### What this task involves
How many of the lines below hold the string "icon"? Say only the number.

Data about app and page elements
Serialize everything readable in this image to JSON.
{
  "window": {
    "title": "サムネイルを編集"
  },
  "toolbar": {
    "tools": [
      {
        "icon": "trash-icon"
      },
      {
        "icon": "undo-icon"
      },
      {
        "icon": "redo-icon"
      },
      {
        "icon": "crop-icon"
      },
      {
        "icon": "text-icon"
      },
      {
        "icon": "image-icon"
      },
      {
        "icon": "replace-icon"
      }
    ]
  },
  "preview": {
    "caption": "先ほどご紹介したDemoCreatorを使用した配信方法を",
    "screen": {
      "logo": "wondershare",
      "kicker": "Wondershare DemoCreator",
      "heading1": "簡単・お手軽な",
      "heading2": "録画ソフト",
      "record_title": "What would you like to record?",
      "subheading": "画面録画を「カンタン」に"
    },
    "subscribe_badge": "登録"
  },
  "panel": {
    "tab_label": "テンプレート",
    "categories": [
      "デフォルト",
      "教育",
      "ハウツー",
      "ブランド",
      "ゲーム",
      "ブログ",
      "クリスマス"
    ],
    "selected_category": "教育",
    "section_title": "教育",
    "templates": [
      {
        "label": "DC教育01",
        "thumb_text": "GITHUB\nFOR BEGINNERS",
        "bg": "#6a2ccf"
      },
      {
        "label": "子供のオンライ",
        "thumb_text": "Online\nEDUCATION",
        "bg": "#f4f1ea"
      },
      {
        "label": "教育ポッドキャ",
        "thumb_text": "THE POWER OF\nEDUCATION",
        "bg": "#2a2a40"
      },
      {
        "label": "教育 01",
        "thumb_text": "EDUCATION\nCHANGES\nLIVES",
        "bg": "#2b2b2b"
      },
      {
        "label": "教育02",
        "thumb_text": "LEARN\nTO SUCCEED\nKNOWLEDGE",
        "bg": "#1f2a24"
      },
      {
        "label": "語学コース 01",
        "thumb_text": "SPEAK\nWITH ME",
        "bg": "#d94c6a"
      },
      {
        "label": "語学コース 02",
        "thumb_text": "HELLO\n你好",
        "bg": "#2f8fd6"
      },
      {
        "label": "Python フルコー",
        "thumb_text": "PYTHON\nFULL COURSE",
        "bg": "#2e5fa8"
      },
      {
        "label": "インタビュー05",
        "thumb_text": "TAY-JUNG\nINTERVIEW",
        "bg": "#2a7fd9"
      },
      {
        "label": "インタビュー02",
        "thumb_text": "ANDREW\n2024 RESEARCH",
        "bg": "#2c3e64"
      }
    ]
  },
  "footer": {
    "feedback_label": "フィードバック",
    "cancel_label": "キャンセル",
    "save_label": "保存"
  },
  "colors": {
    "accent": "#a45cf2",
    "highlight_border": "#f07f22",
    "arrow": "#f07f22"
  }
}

### Response box
7